what is a second cousin? or, a first cousin once removed?
I had my DNA tested over two years ago. Actually, my husband asked my brother to donate his DNA to be tested as a birthday present for me. For the hobby genealogist, it truly was a wonderful gift! After two years of my DNA data residing in a database of others who had their (or their male relatives’) DNA tested residing in the same database, I am meeting more ‘cousins’ than I ever thought possible. (You can learn more about genetic DNA testing here).
I receive emails from people all over the world whose autosomal DNA segments match up to the same segments on my autosomal DNA to varying degrees. The longer the matching segments, the great probability of a closer relationship. For more detail on autosomal DNA and matching segments, 23andMe offers easy to understand information on the process.
After we see there’s a probable relationship, how we determine which common ancestor we share is a matter of looking for common surnames and exploring each other’s family trees. Once we find a shared common ancestor, the next logical question is, “how are we related?”. It can seem complicated!
If you have your family tree documented at Ancestry.com, they have a handy tool where you simply click on the person in question and select, View relationship to me. If you don’t, there are many family relationship charts online that you can reference. I confess I find many of them confusing, however I did find one that was easy for me to follow. I hope you think so, too.
table of cosanguinity
Such a serious word, cosanguinity. It simply means blood relation. This is not my chart, so I must give credit to the creator:
Pick a box, any box (except the one labeled ‘Person’, that’s you!). If you want to know what their offspring’s relationship is to you, look at the next box down (unless there isn’t one, but at that point, it’ll be easy to figure it out). The next box down defines the relationship.
For instance, go to the box marked ‘Great Grandparents’. To figure out who the children of your great grandparents are in relation to you, move down to the next box, which shows, ‘Great Uncles, Aunts’. You probably knew that, but, who are the children of your great uncle or aunt in relation to you? Your first cousins once removed. So, who is your second cousin? That would be the children of your first cousins once removed. And so on.
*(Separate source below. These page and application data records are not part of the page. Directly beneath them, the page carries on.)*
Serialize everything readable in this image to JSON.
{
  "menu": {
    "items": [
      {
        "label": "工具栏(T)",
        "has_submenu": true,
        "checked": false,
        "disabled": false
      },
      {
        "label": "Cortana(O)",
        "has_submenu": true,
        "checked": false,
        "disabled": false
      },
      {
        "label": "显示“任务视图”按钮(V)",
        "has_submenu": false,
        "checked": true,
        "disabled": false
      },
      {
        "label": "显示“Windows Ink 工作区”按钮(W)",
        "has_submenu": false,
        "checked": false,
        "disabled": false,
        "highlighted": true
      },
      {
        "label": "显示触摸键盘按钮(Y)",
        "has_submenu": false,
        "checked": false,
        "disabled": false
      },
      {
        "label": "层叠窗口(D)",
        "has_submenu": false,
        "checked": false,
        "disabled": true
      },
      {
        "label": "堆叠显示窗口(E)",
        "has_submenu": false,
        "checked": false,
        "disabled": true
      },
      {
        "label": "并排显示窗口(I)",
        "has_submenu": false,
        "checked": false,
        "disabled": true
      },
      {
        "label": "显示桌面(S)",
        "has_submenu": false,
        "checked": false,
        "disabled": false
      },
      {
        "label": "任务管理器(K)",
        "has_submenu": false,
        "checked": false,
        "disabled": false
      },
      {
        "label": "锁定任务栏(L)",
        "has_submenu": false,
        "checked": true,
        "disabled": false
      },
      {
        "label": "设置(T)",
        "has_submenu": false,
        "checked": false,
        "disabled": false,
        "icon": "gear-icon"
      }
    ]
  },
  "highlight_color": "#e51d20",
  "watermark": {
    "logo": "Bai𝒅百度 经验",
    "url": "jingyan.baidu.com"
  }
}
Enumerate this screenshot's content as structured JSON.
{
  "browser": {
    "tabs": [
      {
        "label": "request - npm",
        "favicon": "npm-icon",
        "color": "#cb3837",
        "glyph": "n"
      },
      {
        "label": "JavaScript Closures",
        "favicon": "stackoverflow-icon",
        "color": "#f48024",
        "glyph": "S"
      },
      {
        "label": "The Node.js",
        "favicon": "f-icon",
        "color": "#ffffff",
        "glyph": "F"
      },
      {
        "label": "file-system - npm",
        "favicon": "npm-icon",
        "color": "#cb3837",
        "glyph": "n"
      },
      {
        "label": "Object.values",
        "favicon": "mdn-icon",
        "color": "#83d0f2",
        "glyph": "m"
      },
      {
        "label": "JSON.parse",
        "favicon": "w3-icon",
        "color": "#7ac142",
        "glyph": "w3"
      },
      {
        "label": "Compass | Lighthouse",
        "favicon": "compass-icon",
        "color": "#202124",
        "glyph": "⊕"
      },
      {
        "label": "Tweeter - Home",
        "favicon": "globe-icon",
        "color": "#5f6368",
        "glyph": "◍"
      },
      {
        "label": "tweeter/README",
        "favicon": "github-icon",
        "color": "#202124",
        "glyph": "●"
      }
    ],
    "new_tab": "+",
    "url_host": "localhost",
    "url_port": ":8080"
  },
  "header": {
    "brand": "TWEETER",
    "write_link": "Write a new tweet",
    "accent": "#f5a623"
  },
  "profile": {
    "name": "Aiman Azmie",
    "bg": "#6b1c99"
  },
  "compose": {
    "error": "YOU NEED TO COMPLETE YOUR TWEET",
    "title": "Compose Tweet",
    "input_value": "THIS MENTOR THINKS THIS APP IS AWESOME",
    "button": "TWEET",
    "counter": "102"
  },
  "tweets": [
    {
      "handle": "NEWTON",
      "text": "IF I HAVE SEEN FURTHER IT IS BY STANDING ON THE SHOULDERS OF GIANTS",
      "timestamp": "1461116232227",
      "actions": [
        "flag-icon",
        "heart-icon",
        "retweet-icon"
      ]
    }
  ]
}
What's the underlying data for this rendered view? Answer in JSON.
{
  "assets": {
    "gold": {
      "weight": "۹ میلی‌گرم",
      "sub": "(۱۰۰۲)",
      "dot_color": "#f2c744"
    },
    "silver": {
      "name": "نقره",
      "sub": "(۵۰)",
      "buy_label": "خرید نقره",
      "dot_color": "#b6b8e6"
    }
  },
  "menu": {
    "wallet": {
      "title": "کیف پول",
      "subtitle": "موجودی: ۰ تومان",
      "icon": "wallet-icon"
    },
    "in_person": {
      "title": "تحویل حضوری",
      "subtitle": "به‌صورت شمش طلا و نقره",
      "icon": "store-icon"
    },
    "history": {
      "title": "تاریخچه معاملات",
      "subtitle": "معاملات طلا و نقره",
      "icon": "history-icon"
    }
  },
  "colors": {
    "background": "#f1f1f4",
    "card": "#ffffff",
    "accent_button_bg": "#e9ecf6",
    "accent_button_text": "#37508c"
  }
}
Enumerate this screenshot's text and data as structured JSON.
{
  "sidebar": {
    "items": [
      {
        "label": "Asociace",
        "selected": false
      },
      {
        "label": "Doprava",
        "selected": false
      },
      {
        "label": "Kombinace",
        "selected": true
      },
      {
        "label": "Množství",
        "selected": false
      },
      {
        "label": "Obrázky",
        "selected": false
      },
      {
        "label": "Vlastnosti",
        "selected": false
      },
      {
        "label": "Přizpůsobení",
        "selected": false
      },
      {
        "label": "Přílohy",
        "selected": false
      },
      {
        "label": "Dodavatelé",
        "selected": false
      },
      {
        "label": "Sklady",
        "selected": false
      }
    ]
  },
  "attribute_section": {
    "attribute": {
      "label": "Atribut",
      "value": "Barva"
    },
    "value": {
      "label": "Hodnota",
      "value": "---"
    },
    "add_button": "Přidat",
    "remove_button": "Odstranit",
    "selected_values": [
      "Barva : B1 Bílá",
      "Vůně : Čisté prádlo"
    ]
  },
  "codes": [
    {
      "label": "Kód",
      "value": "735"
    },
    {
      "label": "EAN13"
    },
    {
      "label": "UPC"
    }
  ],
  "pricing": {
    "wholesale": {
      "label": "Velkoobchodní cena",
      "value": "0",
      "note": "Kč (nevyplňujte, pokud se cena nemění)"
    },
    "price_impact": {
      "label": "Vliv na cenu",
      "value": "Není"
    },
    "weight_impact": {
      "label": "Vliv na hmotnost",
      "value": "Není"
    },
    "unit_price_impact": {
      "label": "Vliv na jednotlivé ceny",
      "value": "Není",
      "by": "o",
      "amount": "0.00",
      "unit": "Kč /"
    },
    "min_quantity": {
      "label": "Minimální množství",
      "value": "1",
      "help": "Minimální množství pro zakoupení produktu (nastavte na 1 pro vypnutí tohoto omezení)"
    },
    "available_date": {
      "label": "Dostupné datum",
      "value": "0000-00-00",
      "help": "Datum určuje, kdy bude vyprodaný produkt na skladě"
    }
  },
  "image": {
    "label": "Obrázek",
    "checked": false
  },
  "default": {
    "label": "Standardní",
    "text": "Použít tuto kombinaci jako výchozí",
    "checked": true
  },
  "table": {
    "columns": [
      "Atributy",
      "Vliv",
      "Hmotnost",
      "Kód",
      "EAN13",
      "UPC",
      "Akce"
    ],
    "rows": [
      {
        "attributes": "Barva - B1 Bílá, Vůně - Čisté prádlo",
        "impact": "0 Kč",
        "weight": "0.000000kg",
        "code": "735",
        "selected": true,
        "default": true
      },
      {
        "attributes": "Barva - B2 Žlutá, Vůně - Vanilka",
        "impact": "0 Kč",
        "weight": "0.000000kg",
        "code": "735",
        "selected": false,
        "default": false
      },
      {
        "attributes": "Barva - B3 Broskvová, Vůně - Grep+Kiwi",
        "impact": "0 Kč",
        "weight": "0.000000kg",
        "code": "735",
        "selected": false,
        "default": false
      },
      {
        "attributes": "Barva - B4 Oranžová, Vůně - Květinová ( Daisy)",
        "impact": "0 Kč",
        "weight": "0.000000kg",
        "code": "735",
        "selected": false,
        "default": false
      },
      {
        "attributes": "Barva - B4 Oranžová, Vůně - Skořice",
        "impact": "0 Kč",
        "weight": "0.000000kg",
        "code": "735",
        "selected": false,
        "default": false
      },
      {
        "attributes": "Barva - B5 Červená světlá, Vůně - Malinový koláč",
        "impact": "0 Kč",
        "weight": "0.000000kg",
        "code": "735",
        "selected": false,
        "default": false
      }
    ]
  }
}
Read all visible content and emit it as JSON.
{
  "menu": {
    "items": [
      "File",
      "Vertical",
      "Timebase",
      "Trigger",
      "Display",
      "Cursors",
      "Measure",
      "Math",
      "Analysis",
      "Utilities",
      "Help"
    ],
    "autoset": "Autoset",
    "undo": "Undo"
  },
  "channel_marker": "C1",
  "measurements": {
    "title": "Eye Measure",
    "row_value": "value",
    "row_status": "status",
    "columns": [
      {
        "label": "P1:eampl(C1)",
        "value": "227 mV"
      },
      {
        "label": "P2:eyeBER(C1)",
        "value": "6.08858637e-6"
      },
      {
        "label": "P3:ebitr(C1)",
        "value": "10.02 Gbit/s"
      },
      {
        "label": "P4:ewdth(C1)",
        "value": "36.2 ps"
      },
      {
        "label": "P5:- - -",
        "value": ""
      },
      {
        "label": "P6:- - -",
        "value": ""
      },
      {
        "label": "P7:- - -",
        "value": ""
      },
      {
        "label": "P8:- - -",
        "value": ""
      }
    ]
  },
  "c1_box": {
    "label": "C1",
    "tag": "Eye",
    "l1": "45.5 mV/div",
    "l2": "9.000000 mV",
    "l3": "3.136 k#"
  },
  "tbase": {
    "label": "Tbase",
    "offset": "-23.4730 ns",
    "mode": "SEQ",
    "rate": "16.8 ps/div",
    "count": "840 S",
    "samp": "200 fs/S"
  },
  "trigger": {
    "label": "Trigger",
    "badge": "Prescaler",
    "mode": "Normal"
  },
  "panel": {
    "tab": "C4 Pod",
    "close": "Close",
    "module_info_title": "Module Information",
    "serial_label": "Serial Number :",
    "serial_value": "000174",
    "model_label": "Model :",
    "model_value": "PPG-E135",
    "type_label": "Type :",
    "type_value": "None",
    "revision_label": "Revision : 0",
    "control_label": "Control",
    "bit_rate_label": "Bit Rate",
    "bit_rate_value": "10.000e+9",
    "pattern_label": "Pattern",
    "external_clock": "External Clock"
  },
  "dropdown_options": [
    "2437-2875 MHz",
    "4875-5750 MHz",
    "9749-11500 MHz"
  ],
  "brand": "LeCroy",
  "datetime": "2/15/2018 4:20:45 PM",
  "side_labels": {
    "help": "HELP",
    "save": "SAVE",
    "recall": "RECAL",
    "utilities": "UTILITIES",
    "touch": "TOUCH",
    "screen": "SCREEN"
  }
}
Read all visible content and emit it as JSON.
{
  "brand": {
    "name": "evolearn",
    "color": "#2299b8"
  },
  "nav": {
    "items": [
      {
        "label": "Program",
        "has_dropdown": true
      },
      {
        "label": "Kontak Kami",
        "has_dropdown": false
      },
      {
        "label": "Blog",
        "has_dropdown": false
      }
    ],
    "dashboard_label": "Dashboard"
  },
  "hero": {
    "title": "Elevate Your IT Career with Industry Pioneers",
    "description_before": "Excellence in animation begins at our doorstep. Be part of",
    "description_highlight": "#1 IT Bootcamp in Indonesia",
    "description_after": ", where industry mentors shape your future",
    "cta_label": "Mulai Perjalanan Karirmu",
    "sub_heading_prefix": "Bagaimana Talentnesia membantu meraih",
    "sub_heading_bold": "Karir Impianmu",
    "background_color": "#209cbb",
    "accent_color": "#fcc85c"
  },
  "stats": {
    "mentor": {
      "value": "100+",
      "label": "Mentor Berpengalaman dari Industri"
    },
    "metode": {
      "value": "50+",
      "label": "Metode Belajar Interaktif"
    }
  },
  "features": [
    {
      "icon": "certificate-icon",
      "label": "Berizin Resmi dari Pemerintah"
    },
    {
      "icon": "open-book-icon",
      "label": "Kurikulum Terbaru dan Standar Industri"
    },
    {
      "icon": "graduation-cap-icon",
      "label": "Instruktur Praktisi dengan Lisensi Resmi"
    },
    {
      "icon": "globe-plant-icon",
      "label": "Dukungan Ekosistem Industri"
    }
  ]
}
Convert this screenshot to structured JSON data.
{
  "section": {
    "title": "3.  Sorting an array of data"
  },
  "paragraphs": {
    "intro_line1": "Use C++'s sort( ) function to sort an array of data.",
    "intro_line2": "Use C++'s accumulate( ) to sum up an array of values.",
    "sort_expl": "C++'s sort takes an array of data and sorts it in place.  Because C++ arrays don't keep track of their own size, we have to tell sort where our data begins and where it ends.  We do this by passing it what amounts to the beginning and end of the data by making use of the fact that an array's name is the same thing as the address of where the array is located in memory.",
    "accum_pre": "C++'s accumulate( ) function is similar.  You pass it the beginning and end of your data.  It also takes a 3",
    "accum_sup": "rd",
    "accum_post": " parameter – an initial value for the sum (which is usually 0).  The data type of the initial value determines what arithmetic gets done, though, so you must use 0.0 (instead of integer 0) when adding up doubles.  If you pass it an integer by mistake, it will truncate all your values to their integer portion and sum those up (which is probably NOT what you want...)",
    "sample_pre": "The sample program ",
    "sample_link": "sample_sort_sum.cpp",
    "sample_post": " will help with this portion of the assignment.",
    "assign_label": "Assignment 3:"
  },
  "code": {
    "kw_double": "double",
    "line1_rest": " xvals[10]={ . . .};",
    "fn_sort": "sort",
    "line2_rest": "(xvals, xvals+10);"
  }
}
Not sure how you’re related to someone? Contact us and we’ll be glad to help!Share